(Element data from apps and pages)
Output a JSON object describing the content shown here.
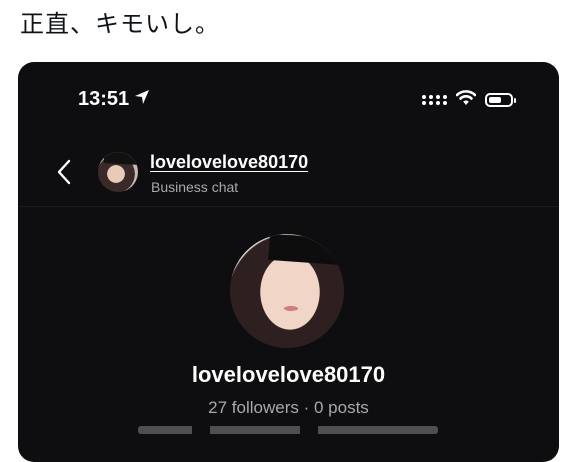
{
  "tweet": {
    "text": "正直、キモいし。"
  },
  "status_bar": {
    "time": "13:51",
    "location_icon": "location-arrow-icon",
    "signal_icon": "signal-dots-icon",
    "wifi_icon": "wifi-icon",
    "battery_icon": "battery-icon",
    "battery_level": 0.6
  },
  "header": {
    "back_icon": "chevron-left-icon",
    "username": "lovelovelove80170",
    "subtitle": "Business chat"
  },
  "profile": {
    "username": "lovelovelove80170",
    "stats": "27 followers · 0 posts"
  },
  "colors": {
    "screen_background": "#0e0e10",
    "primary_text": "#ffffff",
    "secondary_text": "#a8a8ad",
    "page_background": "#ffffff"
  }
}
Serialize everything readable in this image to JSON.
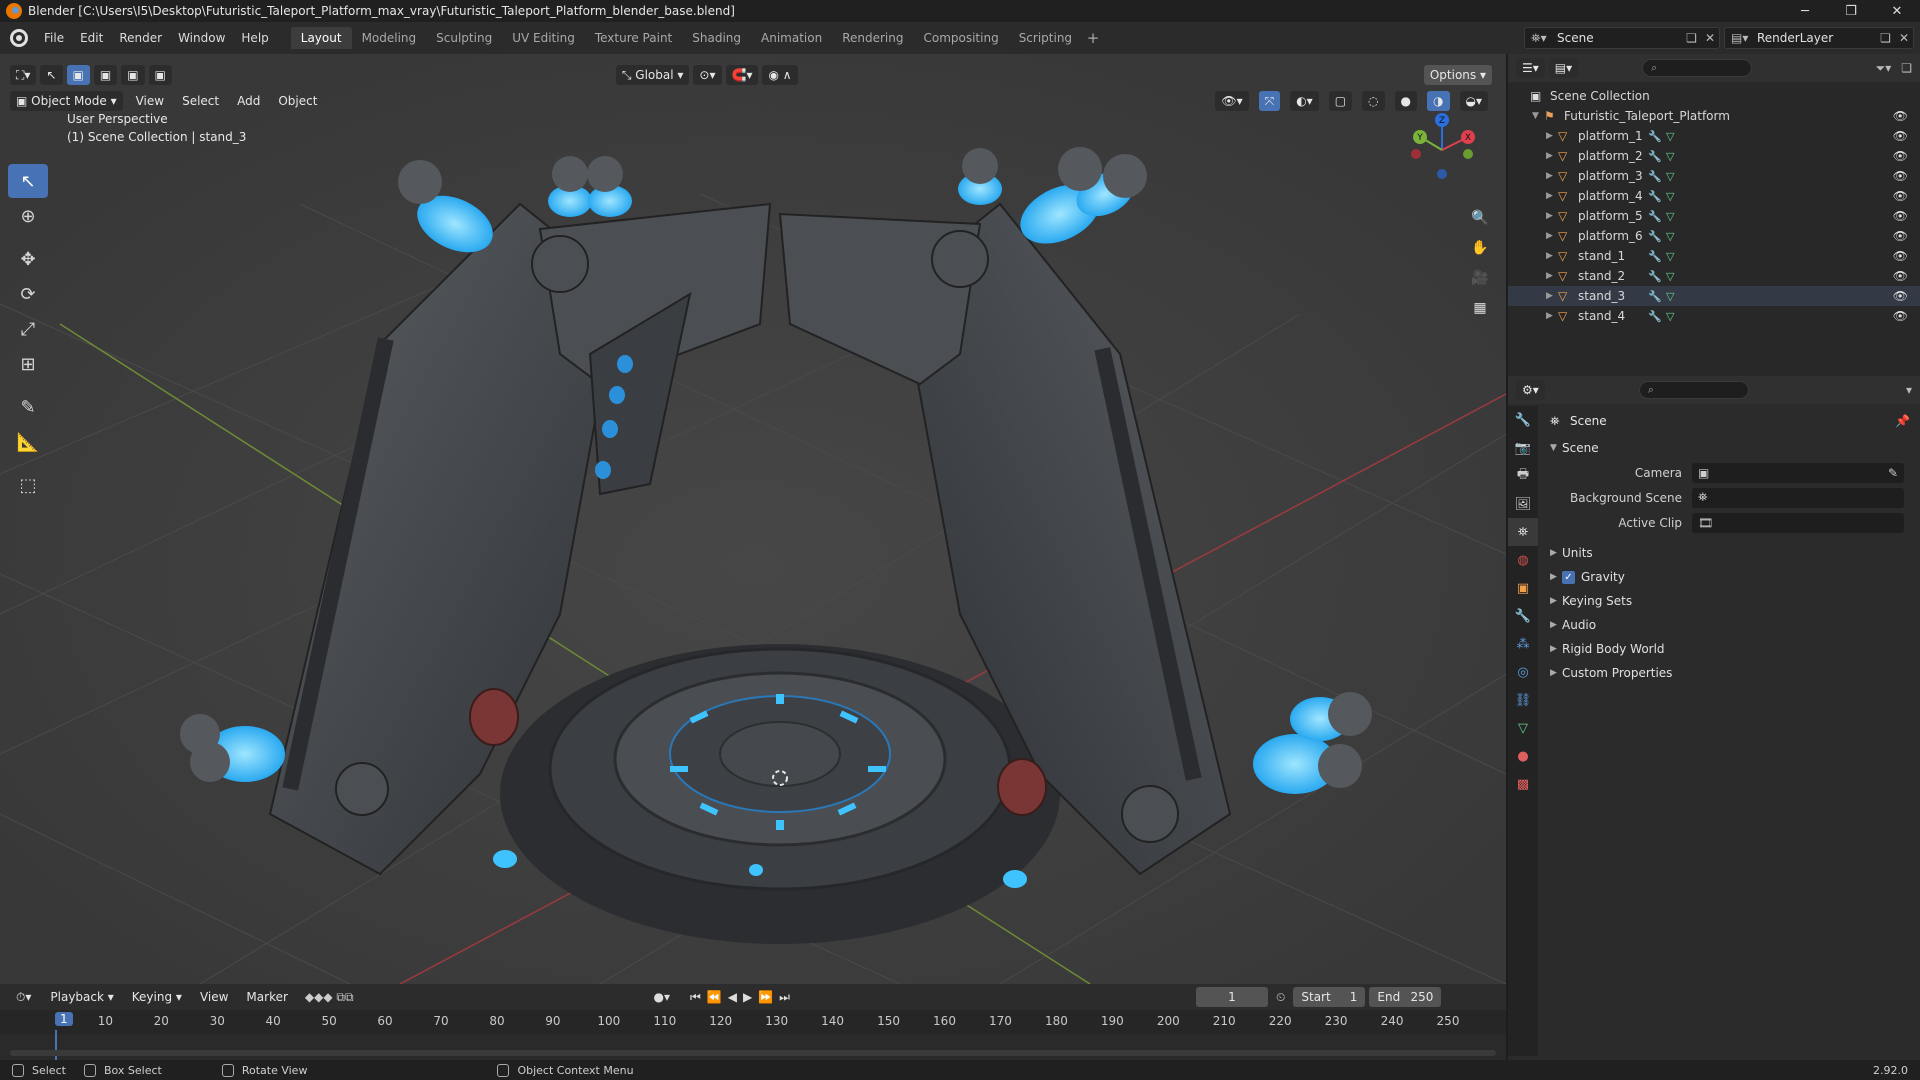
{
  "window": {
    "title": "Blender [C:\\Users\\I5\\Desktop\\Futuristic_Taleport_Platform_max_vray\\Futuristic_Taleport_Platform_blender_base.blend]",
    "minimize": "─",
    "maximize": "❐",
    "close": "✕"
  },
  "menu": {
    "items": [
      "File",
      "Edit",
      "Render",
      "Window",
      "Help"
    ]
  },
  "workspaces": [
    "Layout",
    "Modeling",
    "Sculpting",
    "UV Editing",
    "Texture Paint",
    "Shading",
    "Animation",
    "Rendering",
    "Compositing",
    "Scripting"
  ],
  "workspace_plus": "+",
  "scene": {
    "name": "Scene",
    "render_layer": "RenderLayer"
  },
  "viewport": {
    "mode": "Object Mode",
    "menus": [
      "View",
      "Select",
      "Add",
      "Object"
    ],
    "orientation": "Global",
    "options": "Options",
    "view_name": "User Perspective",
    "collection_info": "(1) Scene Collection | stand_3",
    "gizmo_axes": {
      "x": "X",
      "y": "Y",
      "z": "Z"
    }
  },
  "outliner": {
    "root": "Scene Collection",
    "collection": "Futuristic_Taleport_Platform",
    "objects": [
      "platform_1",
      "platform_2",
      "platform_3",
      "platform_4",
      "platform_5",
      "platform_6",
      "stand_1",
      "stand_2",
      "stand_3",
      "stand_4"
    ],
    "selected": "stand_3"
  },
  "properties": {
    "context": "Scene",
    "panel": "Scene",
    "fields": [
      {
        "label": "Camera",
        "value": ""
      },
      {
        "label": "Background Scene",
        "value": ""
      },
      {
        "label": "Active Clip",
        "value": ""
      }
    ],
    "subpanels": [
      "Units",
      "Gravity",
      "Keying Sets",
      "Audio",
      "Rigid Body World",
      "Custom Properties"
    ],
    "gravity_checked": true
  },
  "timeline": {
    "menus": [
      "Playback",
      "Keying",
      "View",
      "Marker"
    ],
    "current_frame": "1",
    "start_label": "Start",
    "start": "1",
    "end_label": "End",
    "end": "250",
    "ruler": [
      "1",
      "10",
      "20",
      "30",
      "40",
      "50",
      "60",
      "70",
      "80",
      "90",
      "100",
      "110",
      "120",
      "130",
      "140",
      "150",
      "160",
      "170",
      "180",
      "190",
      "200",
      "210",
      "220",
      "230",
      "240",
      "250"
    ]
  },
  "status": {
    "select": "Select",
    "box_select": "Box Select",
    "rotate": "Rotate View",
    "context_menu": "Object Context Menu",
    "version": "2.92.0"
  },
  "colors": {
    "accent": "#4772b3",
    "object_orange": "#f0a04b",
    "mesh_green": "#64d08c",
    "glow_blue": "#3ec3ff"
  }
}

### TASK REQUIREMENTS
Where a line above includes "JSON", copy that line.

### TASK ANSWER
Output a JSON object describing the content shown here.
Serialize everything readable in this image to JSON.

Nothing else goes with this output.